PROBLEM TO SOLVE:
Among the entries below, how many lines include the string "copyright"? Answer with only the number.

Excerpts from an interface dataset
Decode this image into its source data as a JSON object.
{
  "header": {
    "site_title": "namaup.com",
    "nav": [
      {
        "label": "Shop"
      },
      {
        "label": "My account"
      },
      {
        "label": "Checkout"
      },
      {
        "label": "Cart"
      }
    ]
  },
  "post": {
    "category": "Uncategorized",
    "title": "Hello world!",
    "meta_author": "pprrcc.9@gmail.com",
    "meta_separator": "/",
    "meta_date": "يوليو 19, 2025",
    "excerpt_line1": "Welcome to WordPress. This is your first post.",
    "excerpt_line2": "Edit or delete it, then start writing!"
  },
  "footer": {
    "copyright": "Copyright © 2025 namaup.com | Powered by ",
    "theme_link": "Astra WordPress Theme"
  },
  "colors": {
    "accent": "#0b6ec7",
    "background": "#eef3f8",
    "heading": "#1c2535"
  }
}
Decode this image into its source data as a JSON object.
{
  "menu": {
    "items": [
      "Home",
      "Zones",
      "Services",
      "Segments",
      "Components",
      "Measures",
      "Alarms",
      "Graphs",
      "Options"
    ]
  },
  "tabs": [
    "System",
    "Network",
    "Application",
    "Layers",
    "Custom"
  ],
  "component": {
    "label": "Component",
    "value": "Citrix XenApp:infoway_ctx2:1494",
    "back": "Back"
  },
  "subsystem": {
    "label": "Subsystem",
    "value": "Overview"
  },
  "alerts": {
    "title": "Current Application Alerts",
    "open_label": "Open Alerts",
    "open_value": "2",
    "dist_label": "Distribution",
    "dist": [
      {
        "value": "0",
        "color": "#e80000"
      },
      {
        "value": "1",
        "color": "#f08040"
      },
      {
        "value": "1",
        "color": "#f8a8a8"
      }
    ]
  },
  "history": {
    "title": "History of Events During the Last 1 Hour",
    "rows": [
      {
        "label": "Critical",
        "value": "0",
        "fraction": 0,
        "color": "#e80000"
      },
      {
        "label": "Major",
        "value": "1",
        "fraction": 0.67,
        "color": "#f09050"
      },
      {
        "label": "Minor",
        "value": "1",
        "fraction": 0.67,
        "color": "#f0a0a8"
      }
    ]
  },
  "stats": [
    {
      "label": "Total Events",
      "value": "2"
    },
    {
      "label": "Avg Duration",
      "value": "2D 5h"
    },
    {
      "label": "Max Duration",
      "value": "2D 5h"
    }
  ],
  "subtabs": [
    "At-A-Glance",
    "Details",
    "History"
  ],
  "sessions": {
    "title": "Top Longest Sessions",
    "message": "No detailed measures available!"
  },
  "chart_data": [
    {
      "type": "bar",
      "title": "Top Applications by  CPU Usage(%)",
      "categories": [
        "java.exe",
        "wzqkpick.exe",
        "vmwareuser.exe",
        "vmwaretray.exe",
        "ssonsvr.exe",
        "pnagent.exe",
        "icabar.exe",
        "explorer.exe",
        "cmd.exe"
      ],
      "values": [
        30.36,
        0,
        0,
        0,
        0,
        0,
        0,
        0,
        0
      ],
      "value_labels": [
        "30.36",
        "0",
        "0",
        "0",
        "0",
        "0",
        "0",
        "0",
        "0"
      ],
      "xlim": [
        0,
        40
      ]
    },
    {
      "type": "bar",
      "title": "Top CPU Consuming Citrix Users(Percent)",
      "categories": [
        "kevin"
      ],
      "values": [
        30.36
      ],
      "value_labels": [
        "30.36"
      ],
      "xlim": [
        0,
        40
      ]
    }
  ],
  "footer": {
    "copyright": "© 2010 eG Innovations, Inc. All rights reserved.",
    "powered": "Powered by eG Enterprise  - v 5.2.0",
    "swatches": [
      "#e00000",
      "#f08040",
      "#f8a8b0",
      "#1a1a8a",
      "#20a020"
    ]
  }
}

TASK ANSWER:
2